Attending lectures also gives students the opportunity to ask professors or peers questions on the subject matter, exams, and upcoming projects.

Ask Questions and Participate in Lectures

You are not a keener if you raise your hand or volunteer to answer questions. Professors encourage class involvement, often allotting a portion of final grades to classroom participation. Making comments or asking questions shows your professor that you are paying attention and are willing to become an active participant in your education. If you do have a question or something to say, express it. Chances are that someone else might have similar thoughts about the course or material.

Don’t Be Afraid to Ask for Help

Asking for help is not a sign of weakness.

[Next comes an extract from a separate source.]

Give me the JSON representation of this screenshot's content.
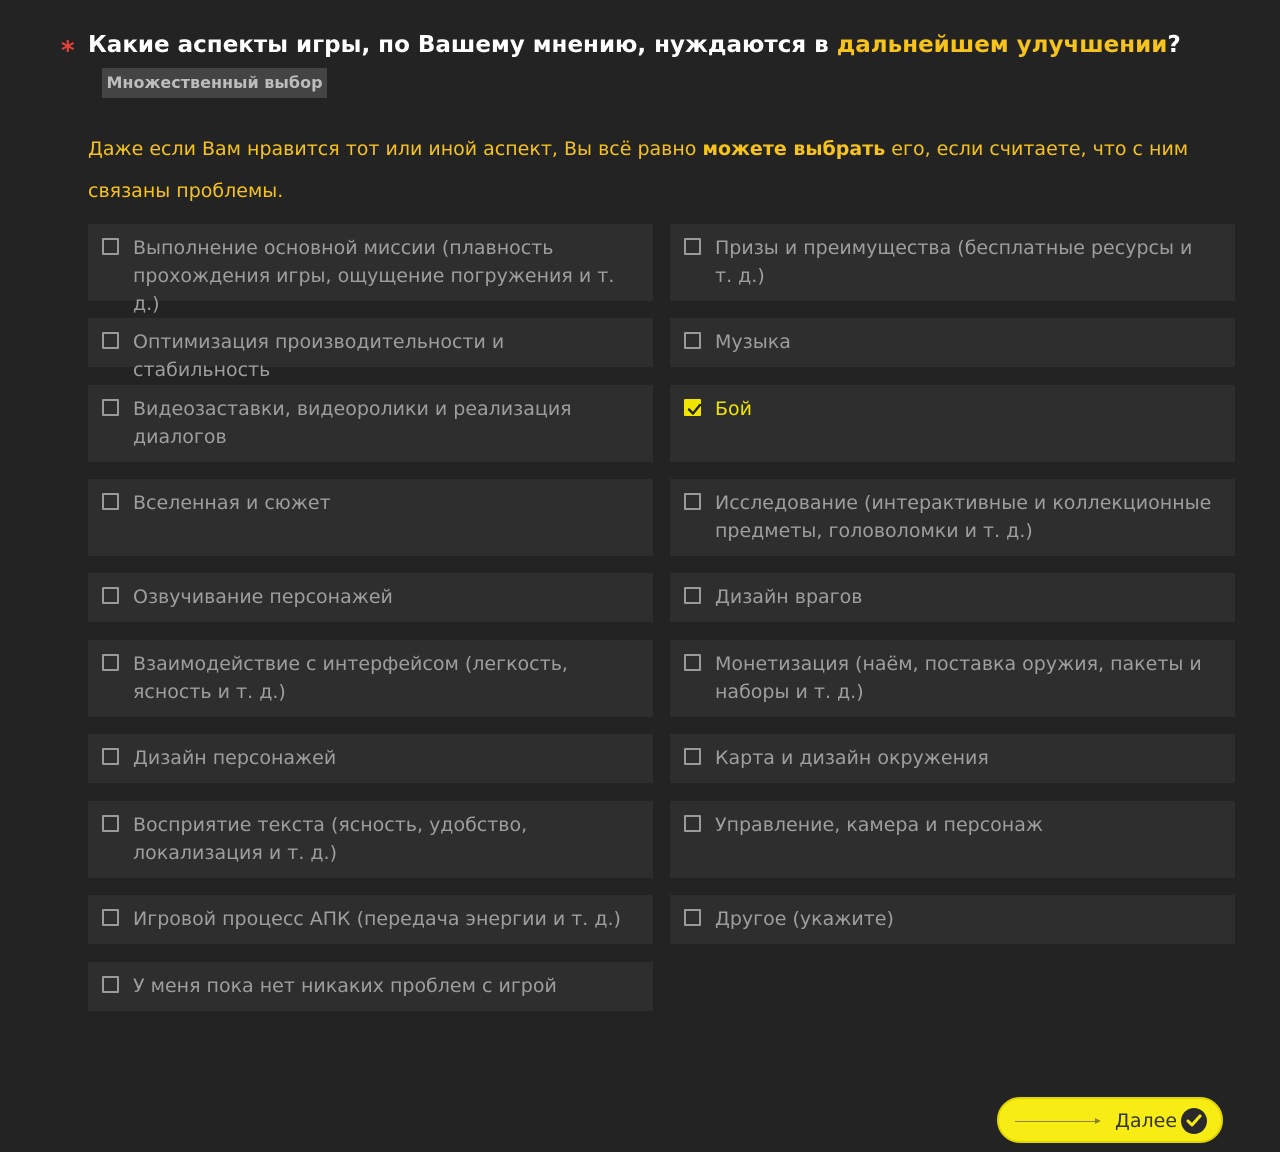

It means that you are strong enough to admit that you cannot do everything on your own.

Your professors were once students and realize that problems arise in memorizing and understanding course material. The majority of professors have set office hours, or have made themselves available by either phone or email. It is better to ask questions earlier on than waiting until the last minute before exam time or when essays are due.

Collect contact information from classmates so that you can communicate with them when you are unsure about the content in class. This is especially handy when you need to catch up on missed material after you have missed a class or have come in late.

Student Services also offers academic advisors, career counseling, the academic skills centre, and personal counseling to help with various personal and academic problems that you might face.

Come to Class Prepared

Professors expect students to come to class with completed assignments on the day that they are due, with those failing to do so receiving late marks or failures. Contact professors ahead of time if emergency events arise that prevent you from completing or submitting assignments.

Professors list the required texts and additional academic readings for the course in the course outline. It is important to come to class with the readings read so that you are not only familiar with the topic, but are able to contribute to possible discussions. Some professors will test students on readings, give assigned reports, or end class early if not enough students have come prepared.

Make a Schedule and Use It

There are many dates to remember for each course, with assigned readings, discussions, assignments, essays, reports, and exams. All of the dates will begin to pile up and there are few things worse than having a mid-term exam or a ten-page essay sneak up on you last minute if you procrastinate.

Purchase a day planner or use the calendar built into your phone or computer to write all important dates and events in the calendar. Save yourself some unneeded stress and keep an eye on the upcoming events and deadlines.

Maintain Your Social Life

It is easy to become overwhelmed by university life, but it is equally important to maintain a social life as it is to keep up with academics. This doesn’t mean that you should be partying every night until the wee hours of the morning or turning your dorm room into a holding cell with nothing but textbooks, it’s about finding out what balance works for you and allows you to enjoy an effective student life.

It is time to change your behavior if your partying is negatively affecting your schoolwork, because at the end of the day, education is what brought that the majority of students to university.

Take Care of Yourself

Leading an unhealthy lifestyle, with little exercise, unproductive sleep, and damaging eating habits is a vicious cycle that many university students fall into, caused by stressful schedules and living on a budget.

Finding time to go to the gym or develop an exercise routine can be challenging, especially in the cold fall and winter months. Exercise is not only great for physical health, but also mental health as it helps to reduce stress and produce endorphins that alleviate feelings of depression.

Rest is vital to academic prosperity, as going through all phases of your sleep cycle assists in learning and memory function.

While foods like ramen noodles and macaroni might be inexpensive, there are many budget-friendly alternatives to pre-packaged foods high in sodium, sugar, and fat. Fresh produce, lean meats, legumes, and whole grains are all a part of a healthy diet, which can help with weight management and prevent health issues.

It is truly possible to go to university and maintain a balanced life. Pay attention to your schedule, decide on your priorities, and take a break every once in a while, and you will be just fine!

Republished from The Quill print edition, Volume 104, Issue 2, September 10, 2013.